It has almost disappeared. There are no functioning schools, no functioning hospitals, except the field hospitals. President Dudayev expressed anger at the fact that Russian airmen are bombing schools and hospitals, while teachers in Russia tell their pupils to make presents for these same airmen. The Chechens are very unhappy with the absence of schooling, but even gathering children together in one place is dangerous because of the bombings. There is no single normal hospital, and the field hospitals are filled with women and children, but few fighters who are batter at protecting themselves. Did you have problems in leaving Chechnya?

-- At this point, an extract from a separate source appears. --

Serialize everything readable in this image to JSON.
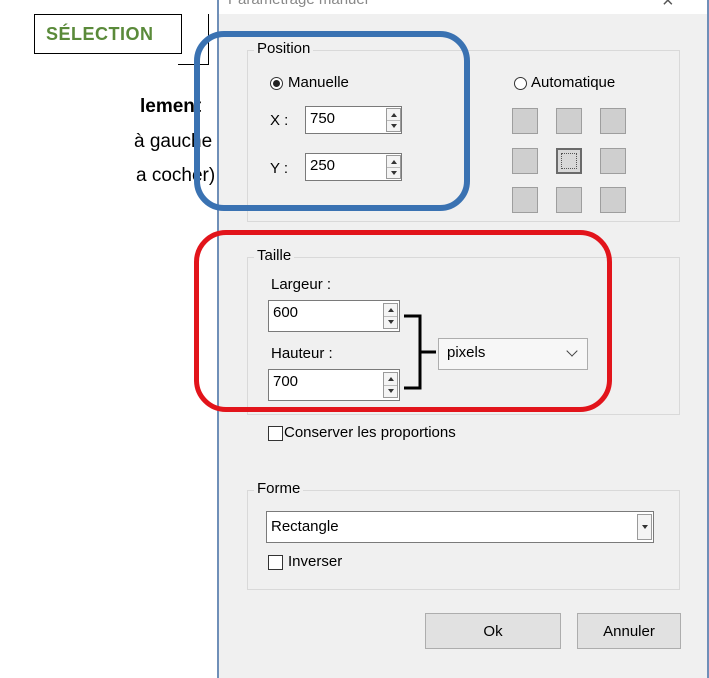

Yes, we knew the Russian border posts could detain us as we had no Russian accrediation to be there. Every journalist who is in a war zone is supposed to have accrediation from the Russian temporary information centre, whereas we had only Chechen accreditation. One could say that we were interfering in the internal affairs of Russia.
There are three lines of control points: the internal force, the Russian federal forces and the FSK. We wanted to avoid the FSK- they can stop you without any explanation at all. Russia does not want people from other countries writing about what is going on, especially countries that are not hostile to the Chechen cause, particularly Ukraine and the Baltics. We were risking being shot by the security forces. They might not have liked the fact that we were there, or could have been drunk, or maybe just in a hostile mood. Even Russian journalists told us they are afraid to go through those control points.

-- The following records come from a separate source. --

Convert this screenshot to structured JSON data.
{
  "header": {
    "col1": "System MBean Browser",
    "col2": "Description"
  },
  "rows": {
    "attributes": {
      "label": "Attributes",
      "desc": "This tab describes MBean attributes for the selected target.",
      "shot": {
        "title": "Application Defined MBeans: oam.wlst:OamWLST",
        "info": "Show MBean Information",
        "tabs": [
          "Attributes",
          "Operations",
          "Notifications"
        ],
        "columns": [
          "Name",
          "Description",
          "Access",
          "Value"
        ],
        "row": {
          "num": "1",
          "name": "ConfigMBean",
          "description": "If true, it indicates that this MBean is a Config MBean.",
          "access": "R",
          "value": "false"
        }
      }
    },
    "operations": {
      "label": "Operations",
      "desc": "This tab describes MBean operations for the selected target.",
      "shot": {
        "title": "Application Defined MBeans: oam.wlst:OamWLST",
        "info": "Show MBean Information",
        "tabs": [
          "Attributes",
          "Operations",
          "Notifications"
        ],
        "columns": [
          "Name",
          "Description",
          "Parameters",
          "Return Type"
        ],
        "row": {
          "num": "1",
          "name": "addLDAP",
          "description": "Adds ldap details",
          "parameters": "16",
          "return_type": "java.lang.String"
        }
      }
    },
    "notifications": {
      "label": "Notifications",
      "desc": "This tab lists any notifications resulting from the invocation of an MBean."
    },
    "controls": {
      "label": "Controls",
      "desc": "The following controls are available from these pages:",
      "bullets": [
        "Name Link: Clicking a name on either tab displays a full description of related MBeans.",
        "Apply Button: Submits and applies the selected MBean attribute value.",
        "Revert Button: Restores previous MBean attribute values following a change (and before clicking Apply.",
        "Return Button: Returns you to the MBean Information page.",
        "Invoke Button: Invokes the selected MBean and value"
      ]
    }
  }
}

We split up into two groups; the journalists went in one group. Maria and I dressed as pregnant refugee women, with our audio and video cassettes strapped to our stomachs. We were very worried about getting the cassettes out. We fled with a busload of refugees, traveling in a very roundabout route to Dagestan and then, by bus, to Mineralny Vody and from there by train to Kyyiv. Even while travelling through Russia we were concerned about out cassettes, so we stayed "pregnant" up to the Ukrainian border.
Excerpts from the video were shown on Ukrainian television, and the boys are also making a film. The Chechens want the world to know what is happening there. But people here are either afraid or they don`t want to irritate Russia. I phoned Ukrainian radio- but they did not want to broadcast any material. Only my newspaper published almost everything that I wrote."The life they've had in Grozny is not like anywhere else. They fit in better here, for better or worse."